** Data to process follows **

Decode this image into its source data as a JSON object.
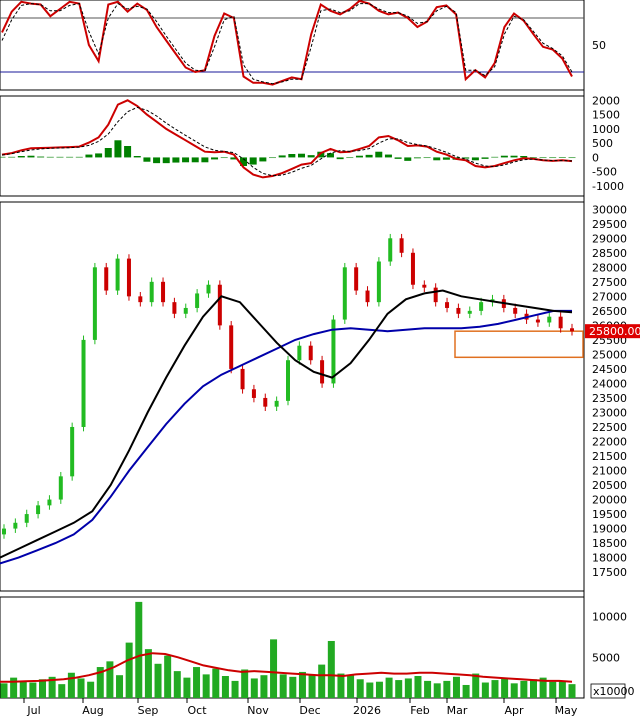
{
  "chart_data": [
    {
      "panel": "stochastic",
      "type": "line",
      "yticks": [
        50
      ],
      "ylim": [
        0,
        100
      ],
      "reference_lines": [
        80,
        20
      ],
      "series": [
        {
          "color": "#cc0000",
          "values": [
            64,
            87,
            98,
            96,
            95,
            82,
            90,
            98,
            96,
            50,
            32,
            95,
            98,
            87,
            96,
            89,
            70,
            55,
            40,
            25,
            20,
            22,
            60,
            85,
            80,
            15,
            8,
            8,
            6,
            10,
            14,
            12,
            62,
            95,
            88,
            84,
            90,
            99,
            96,
            88,
            84,
            86,
            80,
            70,
            76,
            92,
            94,
            84,
            12,
            22,
            14,
            30,
            70,
            85,
            77,
            62,
            48,
            45,
            35,
            15
          ]
        },
        {
          "color": "#000000",
          "dashed": true,
          "values": [
            55,
            78,
            94,
            96,
            95,
            88,
            88,
            94,
            96,
            65,
            40,
            80,
            96,
            90,
            93,
            90,
            76,
            60,
            45,
            30,
            22,
            21,
            48,
            78,
            82,
            28,
            12,
            9,
            7,
            9,
            12,
            12,
            48,
            88,
            90,
            86,
            88,
            96,
            96,
            90,
            86,
            86,
            82,
            74,
            76,
            88,
            93,
            86,
            22,
            22,
            16,
            26,
            62,
            82,
            78,
            65,
            52,
            46,
            38,
            20
          ]
        }
      ]
    },
    {
      "panel": "macd",
      "type": "line",
      "yticks": [
        2000,
        1500,
        1000,
        500,
        0,
        -500,
        -1000
      ],
      "ylim": [
        -1350,
        2150
      ],
      "series": [
        {
          "color": "#cc0000",
          "values": [
            100,
            150,
            250,
            320,
            330,
            340,
            350,
            360,
            380,
            520,
            700,
            1150,
            1850,
            2000,
            1800,
            1500,
            1250,
            1000,
            800,
            600,
            400,
            200,
            180,
            200,
            100,
            -350,
            -600,
            -700,
            -650,
            -550,
            -400,
            -250,
            -200,
            150,
            300,
            180,
            200,
            300,
            400,
            700,
            750,
            600,
            400,
            420,
            380,
            200,
            100,
            -50,
            -100,
            -300,
            -350,
            -300,
            -200,
            -100,
            -30,
            -50,
            -100,
            -120,
            -100,
            -130
          ]
        },
        {
          "color": "#000000",
          "dashed": true,
          "values": [
            80,
            130,
            200,
            260,
            300,
            320,
            330,
            340,
            360,
            420,
            560,
            820,
            1250,
            1600,
            1750,
            1650,
            1450,
            1200,
            980,
            770,
            570,
            370,
            250,
            210,
            170,
            -50,
            -350,
            -560,
            -640,
            -620,
            -520,
            -380,
            -280,
            -50,
            150,
            240,
            210,
            240,
            310,
            500,
            650,
            650,
            520,
            450,
            400,
            300,
            180,
            30,
            -60,
            -200,
            -300,
            -320,
            -260,
            -160,
            -80,
            -60,
            -90,
            -110,
            -110,
            -120
          ]
        }
      ],
      "histogram": {
        "color": "#008000",
        "values": [
          20,
          20,
          50,
          60,
          30,
          20,
          20,
          20,
          20,
          100,
          140,
          330,
          600,
          400,
          50,
          -150,
          -200,
          -200,
          -180,
          -170,
          -170,
          -170,
          -70,
          -10,
          -70,
          -300,
          -250,
          -140,
          -10,
          70,
          120,
          130,
          80,
          200,
          150,
          -60,
          -10,
          60,
          90,
          200,
          100,
          -50,
          -120,
          -30,
          -20,
          -100,
          -80,
          -80,
          -40,
          -100,
          -50,
          20,
          60,
          60,
          50,
          10,
          -10,
          -10,
          10,
          -10
        ]
      }
    },
    {
      "panel": "price",
      "type": "candlestick",
      "yticks": [
        30000,
        29500,
        29000,
        28500,
        28000,
        27500,
        27000,
        26500,
        26000,
        25500,
        25000,
        24500,
        24000,
        23500,
        23000,
        22500,
        22000,
        21500,
        21000,
        20500,
        20000,
        19500,
        19000,
        18500,
        18000,
        17500
      ],
      "ylim": [
        16850,
        30250
      ],
      "x": [
        "Jul",
        "Aug",
        "Sep",
        "Oct",
        "Nov",
        "Dec",
        "2026",
        "Feb",
        "Mar",
        "Apr",
        "May"
      ],
      "last_price": "25800.00",
      "close": [
        19000,
        19200,
        19500,
        19800,
        20000,
        20800,
        22500,
        25500,
        28000,
        27200,
        28300,
        27000,
        26800,
        27500,
        26800,
        26400,
        26600,
        27100,
        27400,
        26000,
        24500,
        23800,
        23500,
        23200,
        23400,
        24800,
        25300,
        24800,
        24000,
        26200,
        28000,
        27200,
        26800,
        28200,
        29000,
        28500,
        27400,
        27300,
        26800,
        26600,
        26400,
        26500,
        26800,
        26900,
        26600,
        26400,
        26200,
        26100,
        26300,
        25900,
        25800
      ],
      "sma_short": {
        "color": "#000000",
        "values": [
          18000,
          18300,
          18600,
          18900,
          19200,
          19600,
          20500,
          21700,
          23000,
          24200,
          25300,
          26300,
          27000,
          26800,
          26100,
          25400,
          24800,
          24400,
          24200,
          24700,
          25500,
          26400,
          26900,
          27100,
          27200,
          27000,
          26900,
          26800,
          26700,
          26600,
          26500,
          26450
        ]
      },
      "sma_long": {
        "color": "#0000aa",
        "values": [
          17800,
          18000,
          18250,
          18500,
          18800,
          19300,
          20100,
          21000,
          21800,
          22600,
          23300,
          23900,
          24300,
          24600,
          24900,
          25200,
          25500,
          25700,
          25850,
          25900,
          25850,
          25800,
          25850,
          25900,
          25900,
          25900,
          25950,
          26050,
          26200,
          26350,
          26500,
          26500
        ]
      },
      "support_box": {
        "color": "#e07020",
        "ylim": [
          24900,
          25800
        ]
      }
    },
    {
      "panel": "volume",
      "type": "bar",
      "yticks": [
        10000,
        5000
      ],
      "ylim": [
        0,
        12400
      ],
      "unit": "x10000",
      "values": [
        1800,
        2500,
        2100,
        1900,
        2300,
        2600,
        1700,
        3100,
        2400,
        2000,
        3800,
        4500,
        2800,
        6800,
        11800,
        6000,
        4200,
        5200,
        3300,
        2500,
        3800,
        2900,
        3600,
        2700,
        2100,
        3500,
        2400,
        2800,
        7200,
        2900,
        2600,
        3200,
        2900,
        4100,
        7000,
        3000,
        2800,
        2300,
        1900,
        2000,
        2500,
        2200,
        2400,
        2700,
        2100,
        1800,
        2100,
        2600,
        1600,
        3000,
        1900,
        2200,
        2400,
        1800,
        2100,
        2300,
        2500,
        2000,
        2100,
        1700
      ],
      "ma": {
        "color": "#cc0000",
        "values": [
          2000,
          2000,
          2050,
          2100,
          2200,
          2300,
          2500,
          2800,
          3200,
          3800,
          4600,
          5200,
          5500,
          5400,
          5000,
          4500,
          4000,
          3700,
          3400,
          3200,
          3300,
          3200,
          3100,
          3000,
          2900,
          2800,
          2800,
          2700,
          2900,
          3000,
          3100,
          3000,
          3000,
          3100,
          3100,
          3000,
          2900,
          2800,
          2600,
          2500,
          2400,
          2300,
          2200,
          2100,
          2100,
          2000
        ]
      }
    }
  ],
  "xaxis": {
    "labels": [
      "Jul",
      "Aug",
      "Sep",
      "Oct",
      "Nov",
      "Dec",
      "2026",
      "Feb",
      "Mar",
      "Apr",
      "May"
    ]
  },
  "volume_unit": "x10000",
  "last_price": "25800.00",
  "stoch_tick": "50",
  "macd_ticks": [
    "2000",
    "1500",
    "1000",
    "500",
    "0",
    "-500",
    "-1000"
  ],
  "price_ticks": [
    "30000",
    "29500",
    "29000",
    "28500",
    "28000",
    "27500",
    "27000",
    "26500",
    "26000",
    "25500",
    "25000",
    "24500",
    "24000",
    "23500",
    "23000",
    "22500",
    "22000",
    "21500",
    "21000",
    "20500",
    "20000",
    "19500",
    "19000",
    "18500",
    "18000",
    "17500"
  ],
  "volume_ticks": [
    "10000",
    "5000"
  ]
}
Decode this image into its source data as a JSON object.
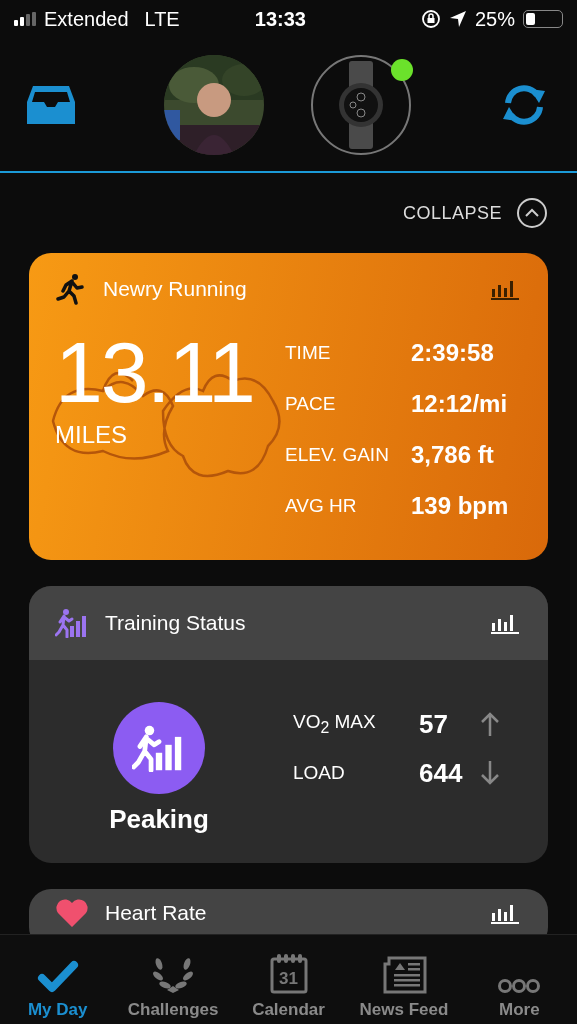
{
  "status_bar": {
    "carrier": "Extended",
    "network": "LTE",
    "time": "13:33",
    "battery": "25%"
  },
  "header": {
    "device_connected": true
  },
  "collapse": {
    "label": "COLLAPSE"
  },
  "activity": {
    "title": "Newry Running",
    "distance": "13.11",
    "unit": "MILES",
    "stats": [
      {
        "label": "TIME",
        "value": "2:39:58"
      },
      {
        "label": "PACE",
        "value": "12:12/mi"
      },
      {
        "label": "ELEV. GAIN",
        "value": "3,786 ft"
      },
      {
        "label": "AVG HR",
        "value": "139 bpm"
      }
    ]
  },
  "training": {
    "title": "Training Status",
    "status": "Peaking",
    "metrics": [
      {
        "label": "VO$_{2}$ MAX",
        "value": "57",
        "kind": "up"
      },
      {
        "label": "LOAD",
        "value": "644",
        "kind": "down"
      }
    ]
  },
  "heart": {
    "title": "Heart Rate"
  },
  "tabs": [
    {
      "label": "My Day",
      "kind": "check",
      "selected": true
    },
    {
      "label": "Challenges",
      "kind": "laurel",
      "selected": false
    },
    {
      "label": "Calendar",
      "kind": "calendar",
      "icon_text": "31",
      "selected": false
    },
    {
      "label": "News Feed",
      "kind": "news",
      "selected": false
    },
    {
      "label": "More",
      "kind": "dots",
      "selected": false
    }
  ]
}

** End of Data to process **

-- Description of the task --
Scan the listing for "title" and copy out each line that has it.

-- Answer box --
    "title": "Newry Running",
    "title": "Training Status",
    "title": "Heart Rate"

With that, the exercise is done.